Segment Start: SUPPLIED DATA

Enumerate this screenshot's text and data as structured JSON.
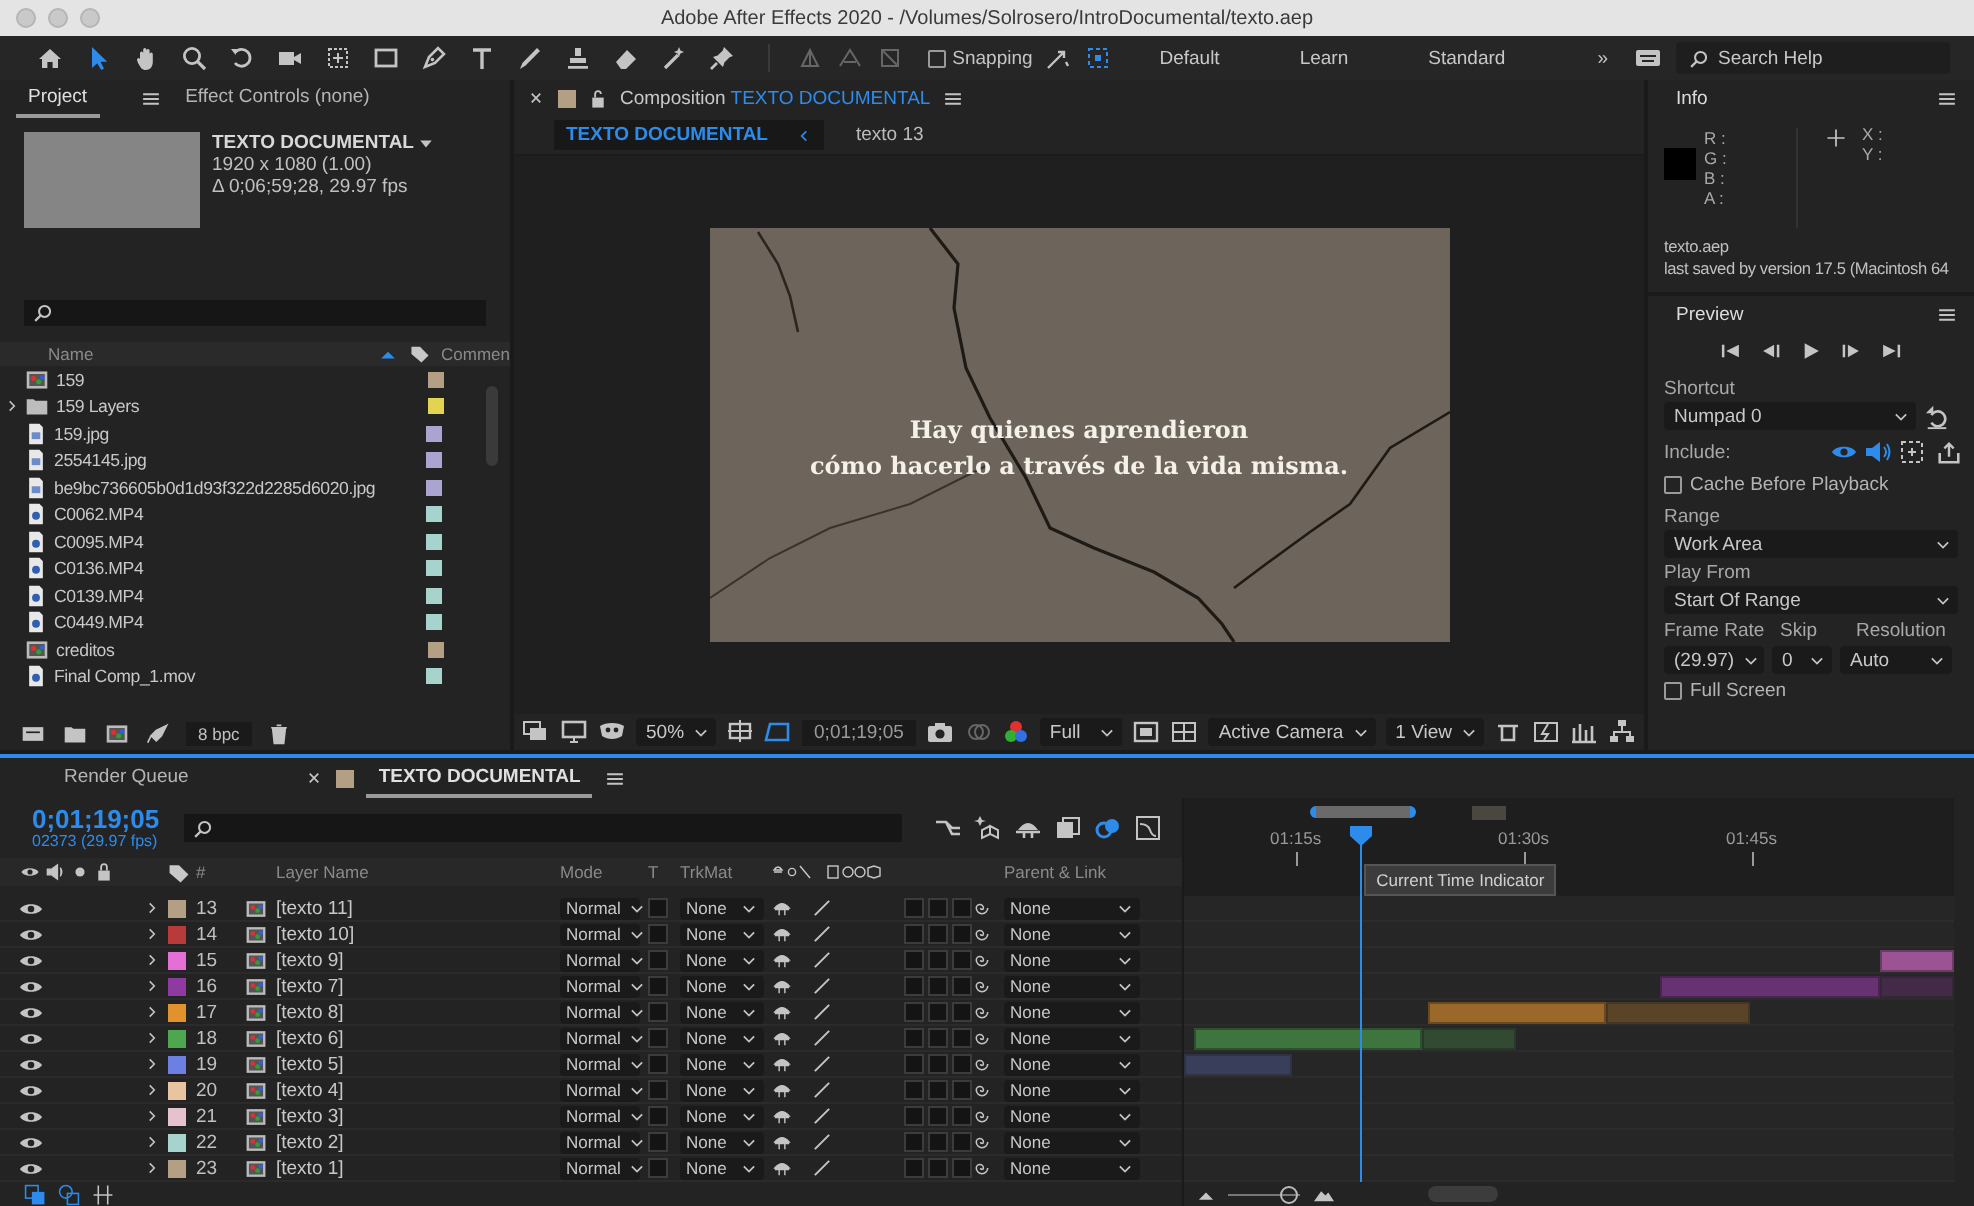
{
  "window": {
    "title": "Adobe After Effects 2020 - /Volumes/Solrosero/IntroDocumental/texto.aep"
  },
  "toolbar": {
    "tools": [
      {
        "kind": "home",
        "selected": false
      },
      {
        "kind": "selection",
        "selected": true
      },
      {
        "kind": "hand",
        "selected": false
      },
      {
        "kind": "zoom",
        "selected": false
      },
      {
        "kind": "rotation",
        "selected": false
      },
      {
        "kind": "camera",
        "selected": false
      },
      {
        "kind": "pan-behind",
        "selected": false
      },
      {
        "kind": "rectangle",
        "selected": false
      },
      {
        "kind": "pen",
        "selected": false
      },
      {
        "kind": "type",
        "selected": false
      },
      {
        "kind": "brush",
        "selected": false
      },
      {
        "kind": "stamp",
        "selected": false
      },
      {
        "kind": "eraser",
        "selected": false
      },
      {
        "kind": "roto",
        "selected": false
      },
      {
        "kind": "puppet",
        "selected": false
      }
    ],
    "snapping": {
      "label": "Snapping",
      "checked": false
    },
    "workspaces": [
      {
        "label": "Default",
        "selected": false
      },
      {
        "label": "Learn",
        "selected": false
      },
      {
        "label": "Standard",
        "selected": false
      }
    ],
    "overflow": "»",
    "search": {
      "placeholder": "Search Help"
    }
  },
  "project_panel": {
    "tabs": [
      {
        "label": "Project",
        "selected": true
      },
      {
        "label": "Effect Controls (none)",
        "selected": false
      }
    ],
    "preview": {
      "name": "TEXTO DOCUMENTAL",
      "size": "1920 x 1080 (1.00)",
      "duration": "Δ 0;06;59;28, 29.97 fps"
    },
    "columns": [
      "Name",
      "Commen"
    ],
    "items": [
      {
        "name": "159",
        "kind": "comp",
        "color": "#b39f84"
      },
      {
        "name": "159 Layers",
        "kind": "folder",
        "color": "#e2d44e"
      },
      {
        "name": "159.jpg",
        "kind": "image",
        "color": "#a9a5d0"
      },
      {
        "name": "2554145.jpg",
        "kind": "image",
        "color": "#a9a5d0"
      },
      {
        "name": "be9bc736605b0d1d93f322d2285d6020.jpg",
        "kind": "image",
        "color": "#a9a5d0"
      },
      {
        "name": "C0062.MP4",
        "kind": "video",
        "color": "#a6d4cc"
      },
      {
        "name": "C0095.MP4",
        "kind": "video",
        "color": "#a6d4cc"
      },
      {
        "name": "C0136.MP4",
        "kind": "video",
        "color": "#a6d4cc"
      },
      {
        "name": "C0139.MP4",
        "kind": "video",
        "color": "#a6d4cc"
      },
      {
        "name": "C0449.MP4",
        "kind": "video",
        "color": "#a6d4cc"
      },
      {
        "name": "creditos",
        "kind": "comp",
        "color": "#b39f84"
      },
      {
        "name": "Final Comp_1.mov",
        "kind": "video",
        "color": "#a6d4cc"
      }
    ],
    "bit_depth": "8 bpc"
  },
  "composition_panel": {
    "title_prefix": "Composition",
    "title": "TEXTO DOCUMENTAL",
    "breadcrumbs": [
      {
        "label": "TEXTO DOCUMENTAL",
        "selected": true
      },
      {
        "label": "texto 13",
        "selected": false
      }
    ],
    "caption": [
      "Hay quienes aprendieron",
      "cómo hacerlo a través de la vida misma."
    ],
    "footer": {
      "zoom": "50%",
      "timecode": "0;01;19;05",
      "resolution": "Full",
      "camera": "Active Camera",
      "views": "1 View"
    }
  },
  "info_panel": {
    "title": "Info",
    "channels": [
      "R :",
      "G :",
      "B :",
      "A :"
    ],
    "coords": [
      "X :",
      "Y :"
    ],
    "file": "texto.aep",
    "saved": "last saved by version 17.5 (Macintosh 64"
  },
  "preview_panel": {
    "title": "Preview",
    "shortcut_label": "Shortcut",
    "shortcut": "Numpad 0",
    "include_label": "Include:",
    "include": [
      {
        "kind": "video",
        "on": true
      },
      {
        "kind": "audio",
        "on": true
      },
      {
        "kind": "overlays",
        "on": false
      }
    ],
    "cache": {
      "label": "Cache Before Playback",
      "checked": false
    },
    "range_label": "Range",
    "range": "Work Area",
    "play_from_label": "Play From",
    "play_from": "Start Of Range",
    "frame_rate_label": "Frame Rate",
    "skip_label": "Skip",
    "resolution_label": "Resolution",
    "frame_rate": "(29.97)",
    "skip": "0",
    "resolution": "Auto",
    "full_screen": {
      "label": "Full Screen",
      "checked": false
    }
  },
  "timeline": {
    "tabs": [
      {
        "label": "Render Queue",
        "selected": false
      },
      {
        "label": "TEXTO DOCUMENTAL",
        "selected": true
      }
    ],
    "timecode": "0;01;19;05",
    "frame_info": "02373 (29.97 fps)",
    "columns": {
      "number": "#",
      "name": "Layer Name",
      "mode": "Mode",
      "t": "T",
      "trkmat": "TrkMat",
      "parent": "Parent & Link"
    },
    "ruler": [
      "01:15s",
      "01:30s",
      "01:45s"
    ],
    "playhead": {
      "level": 0.229
    },
    "tooltip": "Current Time Indicator",
    "zoom_slider": {
      "level": 0.85
    },
    "layers": [
      {
        "number": "13",
        "name": "[texto 11]",
        "color": "#b39f84",
        "visible": true,
        "mode": "Normal",
        "trkmat": "None",
        "parent": "None"
      },
      {
        "number": "14",
        "name": "[texto 10]",
        "color": "#b83a3a",
        "visible": true,
        "mode": "Normal",
        "trkmat": "None",
        "parent": "None"
      },
      {
        "number": "15",
        "name": "[texto 9]",
        "color": "#e46fd6",
        "visible": true,
        "mode": "Normal",
        "trkmat": "None",
        "parent": "None"
      },
      {
        "number": "16",
        "name": "[texto 7]",
        "color": "#8f3aa0",
        "visible": true,
        "mode": "Normal",
        "trkmat": "None",
        "parent": "None"
      },
      {
        "number": "17",
        "name": "[texto 8]",
        "color": "#e2922c",
        "visible": true,
        "mode": "Normal",
        "trkmat": "None",
        "parent": "None"
      },
      {
        "number": "18",
        "name": "[texto 6]",
        "color": "#4ea64e",
        "visible": true,
        "mode": "Normal",
        "trkmat": "None",
        "parent": "None"
      },
      {
        "number": "19",
        "name": "[texto 5]",
        "color": "#6b80e0",
        "visible": true,
        "mode": "Normal",
        "trkmat": "None",
        "parent": "None"
      },
      {
        "number": "20",
        "name": "[texto 4]",
        "color": "#e8c4a0",
        "visible": true,
        "mode": "Normal",
        "trkmat": "None",
        "parent": "None"
      },
      {
        "number": "21",
        "name": "[texto 3]",
        "color": "#e6c2cf",
        "visible": true,
        "mode": "Normal",
        "trkmat": "None",
        "parent": "None"
      },
      {
        "number": "22",
        "name": "[texto 2]",
        "color": "#a6d4cc",
        "visible": true,
        "mode": "Normal",
        "trkmat": "None",
        "parent": "None"
      },
      {
        "number": "23",
        "name": "[texto 1]",
        "color": "#b39f84",
        "visible": true,
        "mode": "Normal",
        "trkmat": "None",
        "parent": "None"
      }
    ]
  }
}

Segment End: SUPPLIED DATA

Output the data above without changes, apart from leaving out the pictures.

RESPONSE –
Enumerate this screenshot's text and data as structured JSON.
{
  "window": {
    "title": "Adobe After Effects 2020 - /Volumes/Solrosero/IntroDocumental/texto.aep"
  },
  "toolbar": {
    "tools": [
      {
        "kind": "home",
        "selected": false
      },
      {
        "kind": "selection",
        "selected": true
      },
      {
        "kind": "hand",
        "selected": false
      },
      {
        "kind": "zoom",
        "selected": false
      },
      {
        "kind": "rotation",
        "selected": false
      },
      {
        "kind": "camera",
        "selected": false
      },
      {
        "kind": "pan-behind",
        "selected": false
      },
      {
        "kind": "rectangle",
        "selected": false
      },
      {
        "kind": "pen",
        "selected": false
      },
      {
        "kind": "type",
        "selected": false
      },
      {
        "kind": "brush",
        "selected": false
      },
      {
        "kind": "stamp",
        "selected": false
      },
      {
        "kind": "eraser",
        "selected": false
      },
      {
        "kind": "roto",
        "selected": false
      },
      {
        "kind": "puppet",
        "selected": false
      }
    ],
    "snapping": {
      "label": "Snapping",
      "checked": false
    },
    "workspaces": [
      {
        "label": "Default",
        "selected": false
      },
      {
        "label": "Learn",
        "selected": false
      },
      {
        "label": "Standard",
        "selected": false
      }
    ],
    "overflow": "»",
    "search": {
      "placeholder": "Search Help"
    }
  },
  "project_panel": {
    "tabs": [
      {
        "label": "Project",
        "selected": true
      },
      {
        "label": "Effect Controls (none)",
        "selected": false
      }
    ],
    "preview": {
      "name": "TEXTO DOCUMENTAL",
      "size": "1920 x 1080 (1.00)",
      "duration": "Δ 0;06;59;28, 29.97 fps"
    },
    "columns": [
      "Name",
      "Commen"
    ],
    "items": [
      {
        "name": "159",
        "kind": "comp",
        "color": "#b39f84"
      },
      {
        "name": "159 Layers",
        "kind": "folder",
        "color": "#e2d44e"
      },
      {
        "name": "159.jpg",
        "kind": "image",
        "color": "#a9a5d0"
      },
      {
        "name": "2554145.jpg",
        "kind": "image",
        "color": "#a9a5d0"
      },
      {
        "name": "be9bc736605b0d1d93f322d2285d6020.jpg",
        "kind": "image",
        "color": "#a9a5d0"
      },
      {
        "name": "C0062.MP4",
        "kind": "video",
        "color": "#a6d4cc"
      },
      {
        "name": "C0095.MP4",
        "kind": "video",
        "color": "#a6d4cc"
      },
      {
        "name": "C0136.MP4",
        "kind": "video",
        "color": "#a6d4cc"
      },
      {
        "name": "C0139.MP4",
        "kind": "video",
        "color": "#a6d4cc"
      },
      {
        "name": "C0449.MP4",
        "kind": "video",
        "color": "#a6d4cc"
      },
      {
        "name": "creditos",
        "kind": "comp",
        "color": "#b39f84"
      },
      {
        "name": "Final Comp_1.mov",
        "kind": "video",
        "color": "#a6d4cc"
      }
    ],
    "bit_depth": "8 bpc"
  },
  "composition_panel": {
    "title_prefix": "Composition",
    "title": "TEXTO DOCUMENTAL",
    "breadcrumbs": [
      {
        "label": "TEXTO DOCUMENTAL",
        "selected": true
      },
      {
        "label": "texto 13",
        "selected": false
      }
    ],
    "caption": [
      "Hay quienes aprendieron",
      "cómo hacerlo a través de la vida misma."
    ],
    "footer": {
      "zoom": "50%",
      "timecode": "0;01;19;05",
      "resolution": "Full",
      "camera": "Active Camera",
      "views": "1 View"
    }
  },
  "info_panel": {
    "title": "Info",
    "channels": [
      "R :",
      "G :",
      "B :",
      "A :"
    ],
    "coords": [
      "X :",
      "Y :"
    ],
    "file": "texto.aep",
    "saved": "last saved by version 17.5 (Macintosh 64"
  },
  "preview_panel": {
    "title": "Preview",
    "shortcut_label": "Shortcut",
    "shortcut": "Numpad 0",
    "include_label": "Include:",
    "include": [
      {
        "kind": "video",
        "on": true
      },
      {
        "kind": "audio",
        "on": true
      },
      {
        "kind": "overlays",
        "on": false
      }
    ],
    "cache": {
      "label": "Cache Before Playback",
      "checked": false
    },
    "range_label": "Range",
    "range": "Work Area",
    "play_from_label": "Play From",
    "play_from": "Start Of Range",
    "frame_rate_label": "Frame Rate",
    "skip_label": "Skip",
    "resolution_label": "Resolution",
    "frame_rate": "(29.97)",
    "skip": "0",
    "resolution": "Auto",
    "full_screen": {
      "label": "Full Screen",
      "checked": false
    }
  },
  "timeline": {
    "tabs": [
      {
        "label": "Render Queue",
        "selected": false
      },
      {
        "label": "TEXTO DOCUMENTAL",
        "selected": true
      }
    ],
    "timecode": "0;01;19;05",
    "frame_info": "02373 (29.97 fps)",
    "columns": {
      "number": "#",
      "name": "Layer Name",
      "mode": "Mode",
      "t": "T",
      "trkmat": "TrkMat",
      "parent": "Parent & Link"
    },
    "ruler": [
      "01:15s",
      "01:30s",
      "01:45s"
    ],
    "playhead": {
      "level": 0.229
    },
    "tooltip": "Current Time Indicator",
    "zoom_slider": {
      "level": 0.85
    },
    "layers": [
      {
        "number": "13",
        "name": "[texto 11]",
        "color": "#b39f84",
        "visible": true,
        "mode": "Normal",
        "trkmat": "None",
        "parent": "None"
      },
      {
        "number": "14",
        "name": "[texto 10]",
        "color": "#b83a3a",
        "visible": true,
        "mode": "Normal",
        "trkmat": "None",
        "parent": "None"
      },
      {
        "number": "15",
        "name": "[texto 9]",
        "color": "#e46fd6",
        "visible": true,
        "mode": "Normal",
        "trkmat": "None",
        "parent": "None"
      },
      {
        "number": "16",
        "name": "[texto 7]",
        "color": "#8f3aa0",
        "visible": true,
        "mode": "Normal",
        "trkmat": "None",
        "parent": "None"
      },
      {
        "number": "17",
        "name": "[texto 8]",
        "color": "#e2922c",
        "visible": true,
        "mode": "Normal",
        "trkmat": "None",
        "parent": "None"
      },
      {
        "number": "18",
        "name": "[texto 6]",
        "color": "#4ea64e",
        "visible": true,
        "mode": "Normal",
        "trkmat": "None",
        "parent": "None"
      },
      {
        "number": "19",
        "name": "[texto 5]",
        "color": "#6b80e0",
        "visible": true,
        "mode": "Normal",
        "trkmat": "None",
        "parent": "None"
      },
      {
        "number": "20",
        "name": "[texto 4]",
        "color": "#e8c4a0",
        "visible": true,
        "mode": "Normal",
        "trkmat": "None",
        "parent": "None"
      },
      {
        "number": "21",
        "name": "[texto 3]",
        "color": "#e6c2cf",
        "visible": true,
        "mode": "Normal",
        "trkmat": "None",
        "parent": "None"
      },
      {
        "number": "22",
        "name": "[texto 2]",
        "color": "#a6d4cc",
        "visible": true,
        "mode": "Normal",
        "trkmat": "None",
        "parent": "None"
      },
      {
        "number": "23",
        "name": "[texto 1]",
        "color": "#b39f84",
        "visible": true,
        "mode": "Normal",
        "trkmat": "None",
        "parent": "None"
      }
    ]
  }
}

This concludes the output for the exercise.